Ostensive and without limits over the last few years, the presence of 20,000 prospectors in the Yanomami Indigenous Land has altered reality even in other traditional territories.
The mining activity has reverberated beyond the Yanomami territory and is responsible for conflicts and diseases in the land of Macuxis and Wapishanas.
The activity of miners in the Yanomami land, in Roraima, the largest in Brazil, was so intense, especially in 2021 and 2022, that the effects went beyond the limits of the territory.
Folha's team has been to the Boqueirão Indigenous Land, in the Alto Alegre region, and found that mining activity had impacted life in the community. In Boqueirão live 520 indigenous people, mainly from the Macuxi ethnic group, but there are also Wapishana families.

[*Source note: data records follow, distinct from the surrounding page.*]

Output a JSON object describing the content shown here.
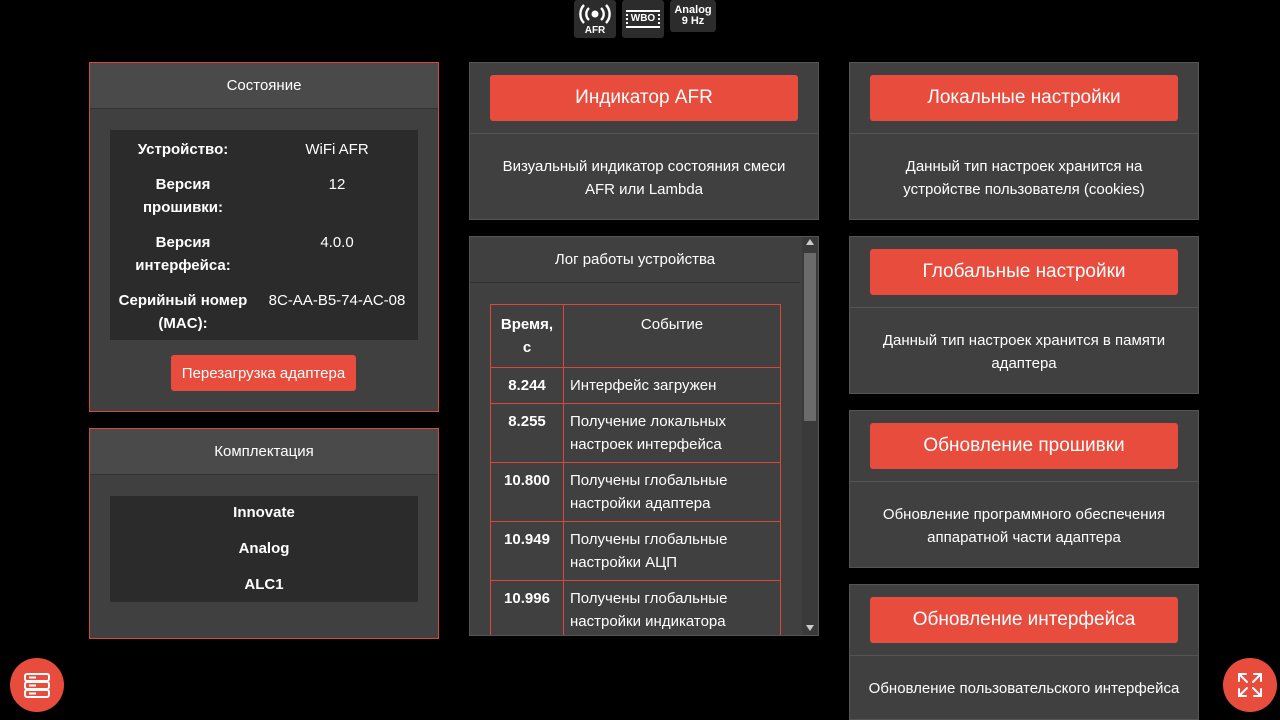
{
  "topbar": {
    "afr_label": "AFR",
    "wbo_label": "WBO",
    "analog_label": "Analog",
    "analog_freq": "9 Hz"
  },
  "status": {
    "title": "Состояние",
    "rows": [
      {
        "key": "Устройство:",
        "value": "WiFi AFR"
      },
      {
        "key": "Версия прошивки:",
        "value": "12"
      },
      {
        "key": "Версия интерфейса:",
        "value": "4.0.0"
      },
      {
        "key": "Серийный номер (MAC):",
        "value": "8C-AA-B5-74-AC-08"
      }
    ],
    "reboot_label": "Перезагрузка адаптера"
  },
  "kit": {
    "title": "Комплектация",
    "items": [
      "Innovate",
      "Analog",
      "ALC1"
    ]
  },
  "afr_card": {
    "button": "Индикатор AFR",
    "desc": "Визуальный индикатор состояния смеси AFR или Lambda"
  },
  "log": {
    "title": "Лог работы устройства",
    "col_time": "Время, с",
    "col_event": "Событие",
    "rows": [
      {
        "time": "8.244",
        "event": "Интерфейс загружен"
      },
      {
        "time": "8.255",
        "event": "Получение локальных настроек интерфейса"
      },
      {
        "time": "10.800",
        "event": "Получены глобальные настройки адаптера"
      },
      {
        "time": "10.949",
        "event": "Получены глобальные настройки АЦП"
      },
      {
        "time": "10.996",
        "event": "Получены глобальные настройки индикатора"
      }
    ]
  },
  "cards": {
    "local": {
      "button": "Локальные настройки",
      "desc": "Данный тип настроек хранится на устройстве пользователя (cookies)"
    },
    "global": {
      "button": "Глобальные настройки",
      "desc": "Данный тип настроек хранится в памяти адаптера"
    },
    "firmware": {
      "button": "Обновление прошивки",
      "desc": "Обновление программного обеспечения аппаратной части адаптера"
    },
    "interface": {
      "button": "Обновление интерфейса",
      "desc": "Обновление пользовательского интерфейса"
    }
  },
  "colors": {
    "accent": "#e84c3d",
    "panel": "#404040",
    "inner": "#2b2b2b"
  },
  "icons": {
    "left_fab": "server-icon",
    "right_fab": "fullscreen-icon"
  }
}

Groups of miners began to settle, with the acceptance of Macuxi families, who were co-opted for activities related to mining. This fueled disagreements within the community.

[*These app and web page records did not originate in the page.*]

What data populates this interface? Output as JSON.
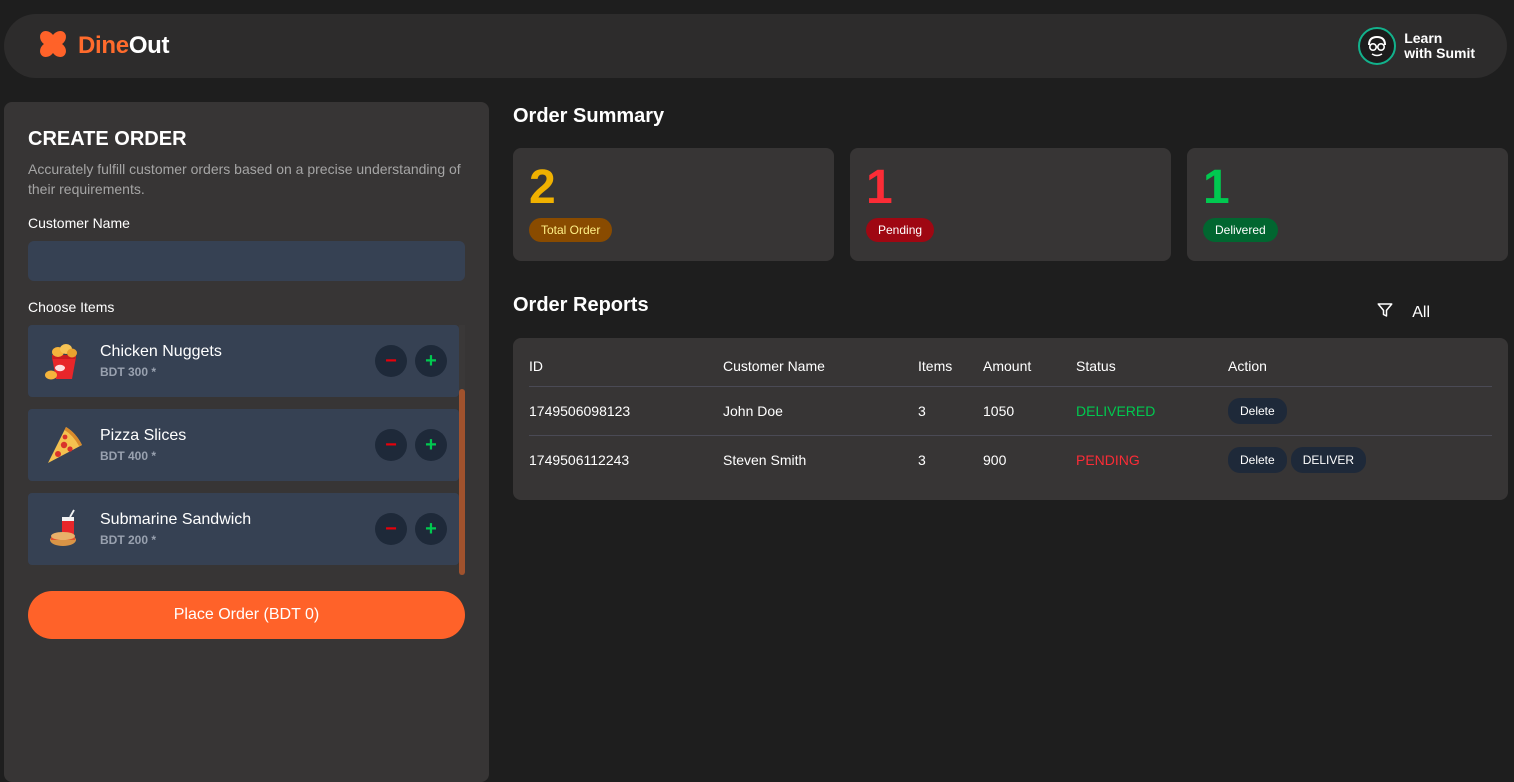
{
  "brand": {
    "part1": "Dine",
    "part2": "Out"
  },
  "lws": {
    "line1": "Learn",
    "line2": "with Sumit"
  },
  "create_order": {
    "title": "CREATE ORDER",
    "description": "Accurately fulfill customer orders based on a precise understanding of their requirements.",
    "customer_name_label": "Customer Name",
    "customer_name_value": "",
    "choose_items_label": "Choose Items",
    "items": [
      {
        "name": "Chicken Nuggets",
        "price": "BDT 300 *",
        "icon": "nuggets-icon"
      },
      {
        "name": "Pizza Slices",
        "price": "BDT 400 *",
        "icon": "pizza-icon"
      },
      {
        "name": "Submarine Sandwich",
        "price": "BDT 200 *",
        "icon": "sandwich-icon"
      }
    ],
    "place_order_label": "Place Order (BDT 0)"
  },
  "summary": {
    "title": "Order Summary",
    "cards": [
      {
        "value": "2",
        "label": "Total Order",
        "color": "#f0b100",
        "badge_bg": "#894b00",
        "badge_fg": "#fff085"
      },
      {
        "value": "1",
        "label": "Pending",
        "color": "#fb2c36",
        "badge_bg": "#9f0712",
        "badge_fg": "#ffffff"
      },
      {
        "value": "1",
        "label": "Delivered",
        "color": "#00c950",
        "badge_bg": "#016630",
        "badge_fg": "#ffffff"
      }
    ]
  },
  "reports": {
    "title": "Order Reports",
    "filter_label": "All",
    "columns": [
      "ID",
      "Customer Name",
      "Items",
      "Amount",
      "Status",
      "Action"
    ],
    "rows": [
      {
        "id": "1749506098123",
        "customer": "John Doe",
        "items": "3",
        "amount": "1050",
        "status": "DELIVERED",
        "actions": [
          "Delete"
        ]
      },
      {
        "id": "1749506112243",
        "customer": "Steven Smith",
        "items": "3",
        "amount": "900",
        "status": "PENDING",
        "actions": [
          "Delete",
          "DELIVER"
        ]
      }
    ]
  },
  "colors": {
    "accent": "#ff6229",
    "background": "#1e1e1e",
    "panel": "#373535",
    "item_bg": "#364153"
  }
}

Furthermore, the exploitation of gold and cassiterite has killed the Uraricoera River in such a way that the damage has reached the stretch used by the Macuxis and Wapishana for fishing. The water is muddy and the fish are gone.

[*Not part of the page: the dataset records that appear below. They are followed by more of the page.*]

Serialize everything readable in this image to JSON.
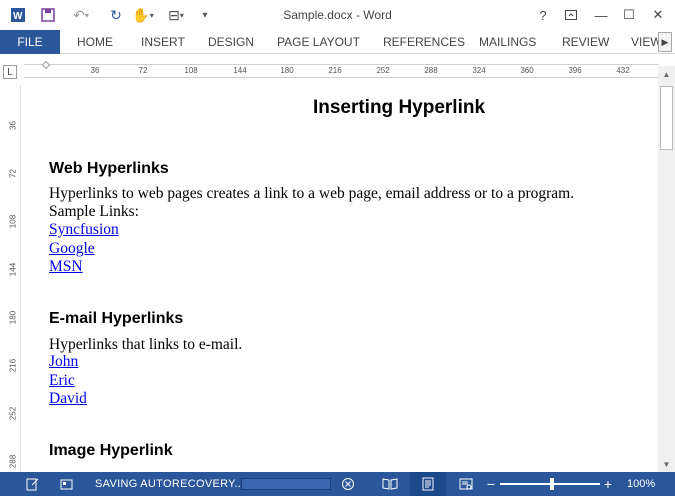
{
  "titlebar": {
    "title": "Sample.docx - Word",
    "help": "?",
    "minimize": "—",
    "restore": "☐",
    "close": "✕"
  },
  "ribbon": {
    "file": "FILE",
    "tabs": [
      "HOME",
      "INSERT",
      "DESIGN",
      "PAGE LAYOUT",
      "REFERENCES",
      "MAILINGS",
      "REVIEW",
      "VIEW"
    ]
  },
  "ruler": {
    "h_ticks": [
      "36",
      "72",
      "108",
      "144",
      "180",
      "216",
      "252",
      "288",
      "324",
      "360",
      "396",
      "432"
    ],
    "v_ticks": [
      "36",
      "72",
      "108",
      "144",
      "180",
      "216",
      "252",
      "288"
    ]
  },
  "document": {
    "title": "Inserting Hyperlink",
    "sections": [
      {
        "heading": "Web Hyperlinks",
        "lines": [
          "Hyperlinks to web pages creates a link to a web page, email address or to a program.",
          "Sample Links:"
        ],
        "links": [
          "Syncfusion",
          "Google",
          "MSN"
        ]
      },
      {
        "heading": "E-mail Hyperlinks",
        "lines": [
          "Hyperlinks that links to e-mail."
        ],
        "links": [
          "John",
          "Eric",
          "David"
        ]
      },
      {
        "heading": "Image Hyperlink",
        "lines": [],
        "links": []
      }
    ]
  },
  "statusbar": {
    "status": "SAVING AUTORECOVERY...",
    "zoom": "100%",
    "zoom_minus": "−",
    "zoom_plus": "+"
  },
  "colors": {
    "accent": "#2b579a",
    "link": "#0000ee"
  }
}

The mining activity has also brought malaria to Boqueirão. There were frequent daily tests and no positive results. Now, there are 45 active cases.
Translated by Cassy Dias